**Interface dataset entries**
* * * * * * * * *

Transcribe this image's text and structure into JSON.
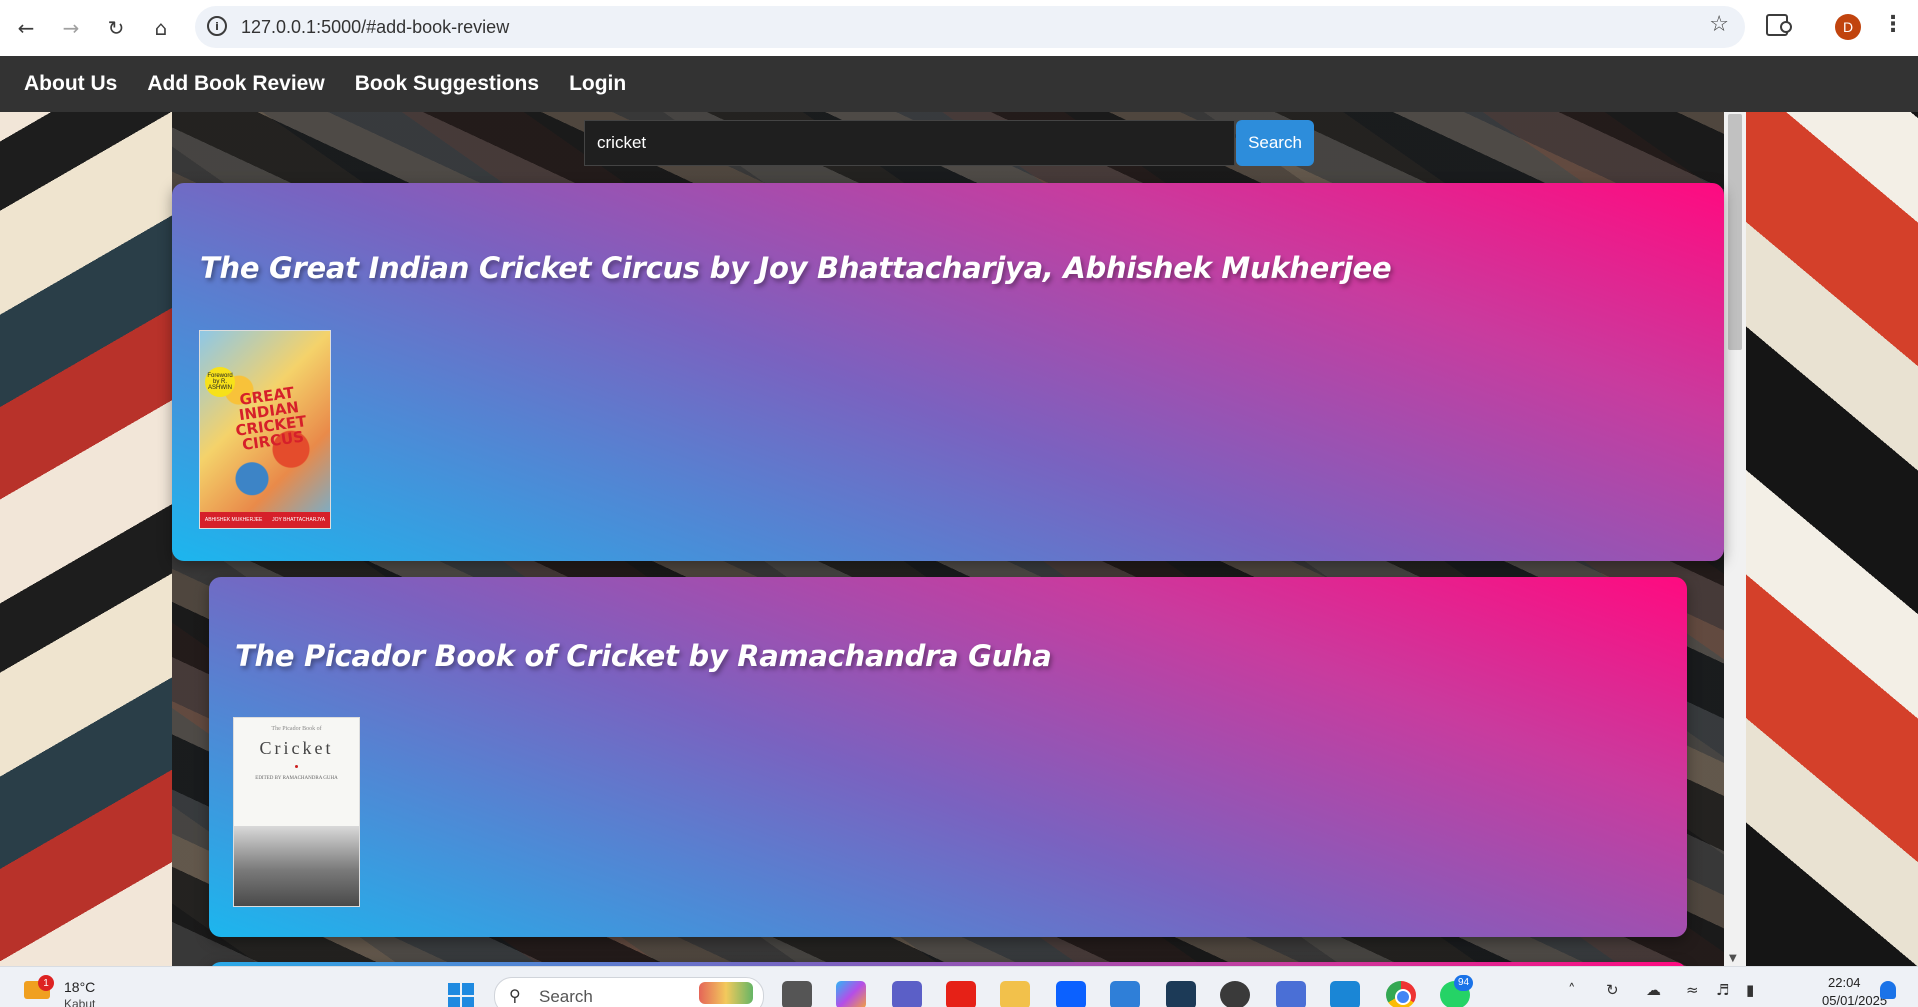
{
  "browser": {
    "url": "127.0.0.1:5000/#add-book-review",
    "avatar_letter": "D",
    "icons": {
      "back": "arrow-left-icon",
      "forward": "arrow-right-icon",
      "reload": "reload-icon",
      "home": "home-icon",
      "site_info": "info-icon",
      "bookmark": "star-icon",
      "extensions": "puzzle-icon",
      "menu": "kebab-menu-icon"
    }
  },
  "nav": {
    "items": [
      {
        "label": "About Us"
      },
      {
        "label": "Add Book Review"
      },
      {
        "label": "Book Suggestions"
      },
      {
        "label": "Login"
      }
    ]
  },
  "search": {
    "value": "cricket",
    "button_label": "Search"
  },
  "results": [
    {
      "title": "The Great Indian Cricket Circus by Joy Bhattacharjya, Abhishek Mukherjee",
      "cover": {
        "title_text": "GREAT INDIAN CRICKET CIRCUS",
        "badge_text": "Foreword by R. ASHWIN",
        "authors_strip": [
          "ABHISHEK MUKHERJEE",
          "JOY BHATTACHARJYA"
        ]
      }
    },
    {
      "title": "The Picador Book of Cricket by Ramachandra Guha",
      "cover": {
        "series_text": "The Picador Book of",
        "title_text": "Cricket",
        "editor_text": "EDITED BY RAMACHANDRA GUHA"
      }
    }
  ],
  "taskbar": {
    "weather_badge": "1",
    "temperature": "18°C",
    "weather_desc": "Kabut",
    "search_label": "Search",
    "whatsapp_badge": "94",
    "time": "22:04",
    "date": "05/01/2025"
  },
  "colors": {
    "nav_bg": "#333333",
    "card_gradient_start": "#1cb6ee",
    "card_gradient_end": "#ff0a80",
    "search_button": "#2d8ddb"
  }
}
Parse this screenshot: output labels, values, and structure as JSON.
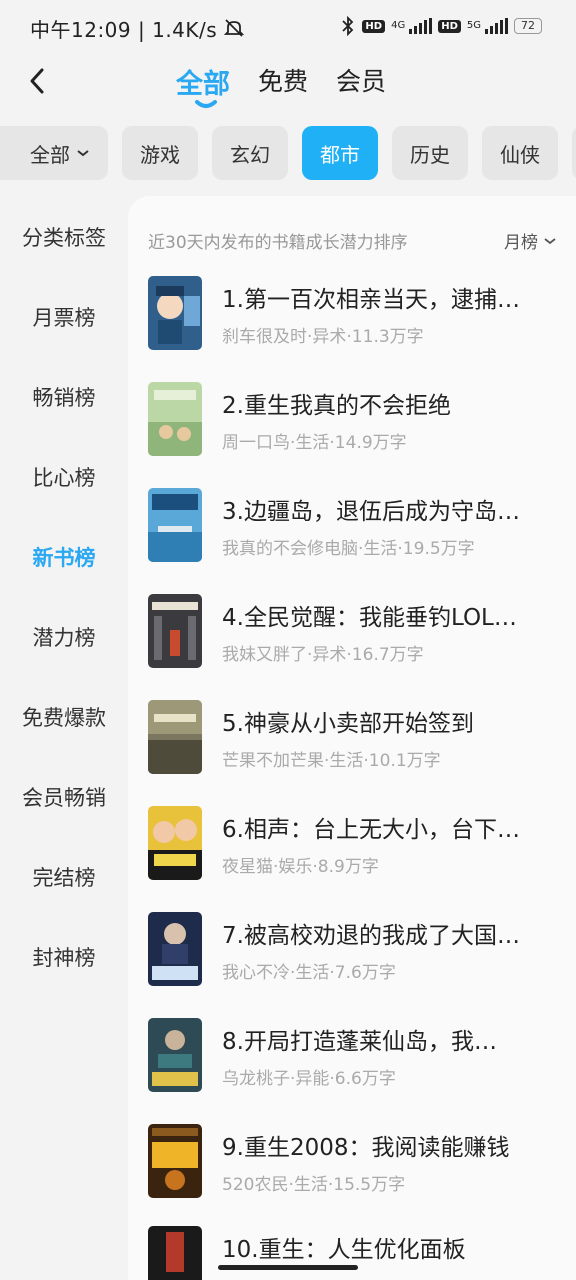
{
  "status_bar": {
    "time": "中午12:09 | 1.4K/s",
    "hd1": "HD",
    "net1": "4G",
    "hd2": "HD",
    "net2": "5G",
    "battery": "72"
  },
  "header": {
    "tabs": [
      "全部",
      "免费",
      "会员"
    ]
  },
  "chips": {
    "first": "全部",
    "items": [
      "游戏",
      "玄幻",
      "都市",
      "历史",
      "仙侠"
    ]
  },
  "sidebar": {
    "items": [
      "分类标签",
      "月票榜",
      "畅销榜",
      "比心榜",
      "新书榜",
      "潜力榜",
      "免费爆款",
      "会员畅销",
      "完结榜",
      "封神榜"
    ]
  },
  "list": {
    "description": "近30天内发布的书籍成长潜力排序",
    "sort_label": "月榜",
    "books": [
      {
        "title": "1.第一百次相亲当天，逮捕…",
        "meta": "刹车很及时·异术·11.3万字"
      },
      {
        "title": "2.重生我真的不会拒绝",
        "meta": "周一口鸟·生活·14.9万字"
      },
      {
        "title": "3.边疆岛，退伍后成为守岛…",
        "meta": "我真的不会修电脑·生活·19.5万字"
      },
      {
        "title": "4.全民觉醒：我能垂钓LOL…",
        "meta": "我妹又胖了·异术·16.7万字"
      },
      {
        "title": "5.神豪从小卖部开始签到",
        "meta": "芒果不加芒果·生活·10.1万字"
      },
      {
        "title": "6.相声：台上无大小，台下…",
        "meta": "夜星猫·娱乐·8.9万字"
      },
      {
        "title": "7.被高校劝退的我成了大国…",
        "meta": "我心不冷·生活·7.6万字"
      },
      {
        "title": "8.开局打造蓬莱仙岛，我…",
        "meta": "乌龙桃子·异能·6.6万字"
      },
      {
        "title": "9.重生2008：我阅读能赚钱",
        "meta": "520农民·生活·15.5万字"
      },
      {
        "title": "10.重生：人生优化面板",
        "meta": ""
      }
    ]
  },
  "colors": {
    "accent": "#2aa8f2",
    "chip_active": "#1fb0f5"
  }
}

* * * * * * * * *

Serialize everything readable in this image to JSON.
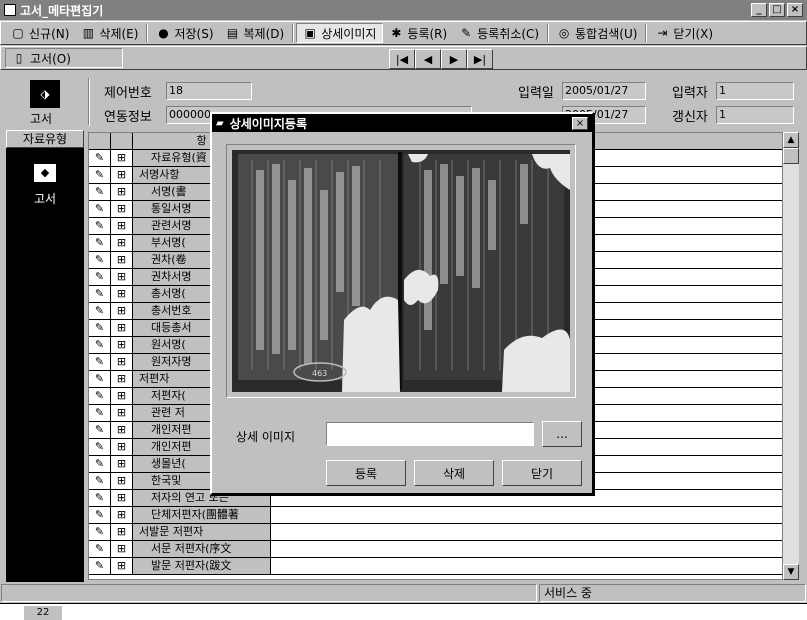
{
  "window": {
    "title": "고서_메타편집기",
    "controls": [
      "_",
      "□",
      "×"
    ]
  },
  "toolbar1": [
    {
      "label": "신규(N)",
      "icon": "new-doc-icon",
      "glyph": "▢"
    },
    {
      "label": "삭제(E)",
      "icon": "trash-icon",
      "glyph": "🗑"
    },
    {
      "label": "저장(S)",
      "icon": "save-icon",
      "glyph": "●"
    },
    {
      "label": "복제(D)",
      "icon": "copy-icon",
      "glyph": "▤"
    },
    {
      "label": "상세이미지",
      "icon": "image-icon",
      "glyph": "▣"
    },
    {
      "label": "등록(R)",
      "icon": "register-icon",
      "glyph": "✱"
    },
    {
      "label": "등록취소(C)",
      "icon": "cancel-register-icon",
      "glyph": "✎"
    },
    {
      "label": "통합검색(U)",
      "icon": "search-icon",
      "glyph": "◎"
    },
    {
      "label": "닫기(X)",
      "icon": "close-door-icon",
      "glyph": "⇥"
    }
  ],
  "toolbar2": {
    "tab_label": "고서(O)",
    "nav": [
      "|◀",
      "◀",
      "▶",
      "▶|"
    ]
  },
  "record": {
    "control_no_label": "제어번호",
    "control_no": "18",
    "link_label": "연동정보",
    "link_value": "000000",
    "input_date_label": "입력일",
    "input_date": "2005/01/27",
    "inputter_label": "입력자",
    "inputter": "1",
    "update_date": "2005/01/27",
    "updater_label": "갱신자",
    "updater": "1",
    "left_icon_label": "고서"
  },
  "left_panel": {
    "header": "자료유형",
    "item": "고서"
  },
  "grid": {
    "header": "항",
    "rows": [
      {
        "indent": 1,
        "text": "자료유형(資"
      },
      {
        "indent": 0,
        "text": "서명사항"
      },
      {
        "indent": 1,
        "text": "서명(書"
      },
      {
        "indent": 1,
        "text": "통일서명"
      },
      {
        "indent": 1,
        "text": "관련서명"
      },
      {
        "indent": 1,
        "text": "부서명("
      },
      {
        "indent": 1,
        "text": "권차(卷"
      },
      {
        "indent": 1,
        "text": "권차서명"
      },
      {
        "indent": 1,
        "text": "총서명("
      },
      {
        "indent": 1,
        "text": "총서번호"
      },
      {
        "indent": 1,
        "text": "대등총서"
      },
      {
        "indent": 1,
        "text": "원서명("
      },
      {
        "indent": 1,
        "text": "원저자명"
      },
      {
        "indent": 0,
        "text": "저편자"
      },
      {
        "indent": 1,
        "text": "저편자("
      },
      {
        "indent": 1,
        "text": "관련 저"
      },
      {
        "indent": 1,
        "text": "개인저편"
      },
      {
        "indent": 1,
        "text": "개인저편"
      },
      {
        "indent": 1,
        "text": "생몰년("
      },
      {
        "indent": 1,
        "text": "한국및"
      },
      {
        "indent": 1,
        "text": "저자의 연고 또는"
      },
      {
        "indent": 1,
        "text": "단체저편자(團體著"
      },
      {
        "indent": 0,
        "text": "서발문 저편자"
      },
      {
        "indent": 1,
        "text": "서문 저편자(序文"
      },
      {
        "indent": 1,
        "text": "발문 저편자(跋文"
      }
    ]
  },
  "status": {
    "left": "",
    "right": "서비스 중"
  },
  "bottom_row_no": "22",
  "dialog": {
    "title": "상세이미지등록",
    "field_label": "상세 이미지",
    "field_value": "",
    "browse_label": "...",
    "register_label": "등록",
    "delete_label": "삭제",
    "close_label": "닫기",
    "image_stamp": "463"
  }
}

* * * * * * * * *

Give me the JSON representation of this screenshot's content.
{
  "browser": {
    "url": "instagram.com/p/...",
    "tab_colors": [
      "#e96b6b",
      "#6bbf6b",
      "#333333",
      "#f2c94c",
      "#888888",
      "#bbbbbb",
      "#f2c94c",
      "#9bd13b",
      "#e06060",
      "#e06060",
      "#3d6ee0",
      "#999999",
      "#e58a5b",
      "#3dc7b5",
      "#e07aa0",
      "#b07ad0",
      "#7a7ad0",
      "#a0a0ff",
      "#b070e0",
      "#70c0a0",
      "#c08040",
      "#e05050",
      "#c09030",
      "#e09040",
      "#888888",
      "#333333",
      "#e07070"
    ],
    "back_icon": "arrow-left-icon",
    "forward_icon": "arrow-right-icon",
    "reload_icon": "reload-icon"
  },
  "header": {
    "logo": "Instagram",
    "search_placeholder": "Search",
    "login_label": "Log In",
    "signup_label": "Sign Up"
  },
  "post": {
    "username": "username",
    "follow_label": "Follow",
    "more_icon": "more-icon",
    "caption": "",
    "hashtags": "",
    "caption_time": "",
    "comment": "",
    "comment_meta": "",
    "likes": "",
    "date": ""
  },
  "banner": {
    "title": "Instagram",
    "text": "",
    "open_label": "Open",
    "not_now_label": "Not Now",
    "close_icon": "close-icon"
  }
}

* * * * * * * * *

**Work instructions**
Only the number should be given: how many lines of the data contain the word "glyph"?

**Result below**
9